THE DATA Start Marker
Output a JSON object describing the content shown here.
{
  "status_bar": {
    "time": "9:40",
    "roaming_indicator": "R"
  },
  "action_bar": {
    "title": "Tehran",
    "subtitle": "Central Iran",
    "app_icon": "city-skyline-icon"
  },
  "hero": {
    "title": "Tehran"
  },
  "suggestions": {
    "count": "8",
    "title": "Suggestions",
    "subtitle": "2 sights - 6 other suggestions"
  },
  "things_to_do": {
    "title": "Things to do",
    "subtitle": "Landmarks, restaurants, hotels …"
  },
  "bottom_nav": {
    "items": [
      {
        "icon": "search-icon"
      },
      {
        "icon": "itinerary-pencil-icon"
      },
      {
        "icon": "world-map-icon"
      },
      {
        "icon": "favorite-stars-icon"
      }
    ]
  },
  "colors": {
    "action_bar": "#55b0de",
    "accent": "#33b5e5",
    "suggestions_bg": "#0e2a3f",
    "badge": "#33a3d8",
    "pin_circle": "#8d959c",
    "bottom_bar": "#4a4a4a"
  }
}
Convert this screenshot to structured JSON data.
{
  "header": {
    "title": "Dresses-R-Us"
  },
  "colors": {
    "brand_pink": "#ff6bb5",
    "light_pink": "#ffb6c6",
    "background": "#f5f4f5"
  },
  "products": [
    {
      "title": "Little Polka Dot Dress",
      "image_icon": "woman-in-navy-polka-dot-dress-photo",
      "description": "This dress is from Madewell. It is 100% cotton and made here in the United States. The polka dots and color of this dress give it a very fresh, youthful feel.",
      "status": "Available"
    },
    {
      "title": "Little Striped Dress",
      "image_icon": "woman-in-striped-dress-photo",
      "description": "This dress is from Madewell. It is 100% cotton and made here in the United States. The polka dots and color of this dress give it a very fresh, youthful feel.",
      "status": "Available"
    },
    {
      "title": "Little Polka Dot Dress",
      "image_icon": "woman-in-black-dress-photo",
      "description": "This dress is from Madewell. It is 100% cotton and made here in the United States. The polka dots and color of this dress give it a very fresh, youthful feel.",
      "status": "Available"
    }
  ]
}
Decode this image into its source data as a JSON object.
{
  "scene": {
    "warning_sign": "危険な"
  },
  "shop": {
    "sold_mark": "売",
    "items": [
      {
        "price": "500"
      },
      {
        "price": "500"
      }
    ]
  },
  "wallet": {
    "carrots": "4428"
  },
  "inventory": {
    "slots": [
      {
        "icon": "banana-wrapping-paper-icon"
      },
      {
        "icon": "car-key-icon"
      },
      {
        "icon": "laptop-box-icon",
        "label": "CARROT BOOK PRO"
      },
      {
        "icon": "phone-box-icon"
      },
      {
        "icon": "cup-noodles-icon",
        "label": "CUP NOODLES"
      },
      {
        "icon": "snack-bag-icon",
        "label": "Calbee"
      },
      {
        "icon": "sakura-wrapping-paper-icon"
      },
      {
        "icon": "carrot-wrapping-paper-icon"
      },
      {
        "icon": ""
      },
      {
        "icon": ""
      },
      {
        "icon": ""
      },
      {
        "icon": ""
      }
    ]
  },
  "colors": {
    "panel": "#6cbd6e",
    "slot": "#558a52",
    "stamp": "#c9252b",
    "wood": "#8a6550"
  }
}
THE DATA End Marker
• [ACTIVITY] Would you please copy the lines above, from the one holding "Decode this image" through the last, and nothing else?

• [TASK SOLUTION]
Decode this image into its source data as a JSON object.
{
  "scene": {
    "warning_sign": "危険な"
  },
  "shop": {
    "sold_mark": "売",
    "items": [
      {
        "price": "500"
      },
      {
        "price": "500"
      }
    ]
  },
  "wallet": {
    "carrots": "4428"
  },
  "inventory": {
    "slots": [
      {
        "icon": "banana-wrapping-paper-icon"
      },
      {
        "icon": "car-key-icon"
      },
      {
        "icon": "laptop-box-icon",
        "label": "CARROT BOOK PRO"
      },
      {
        "icon": "phone-box-icon"
      },
      {
        "icon": "cup-noodles-icon",
        "label": "CUP NOODLES"
      },
      {
        "icon": "snack-bag-icon",
        "label": "Calbee"
      },
      {
        "icon": "sakura-wrapping-paper-icon"
      },
      {
        "icon": "carrot-wrapping-paper-icon"
      },
      {
        "icon": ""
      },
      {
        "icon": ""
      },
      {
        "icon": ""
      },
      {
        "icon": ""
      }
    ]
  },
  "colors": {
    "panel": "#6cbd6e",
    "slot": "#558a52",
    "stamp": "#c9252b",
    "wood": "#8a6550"
  }
}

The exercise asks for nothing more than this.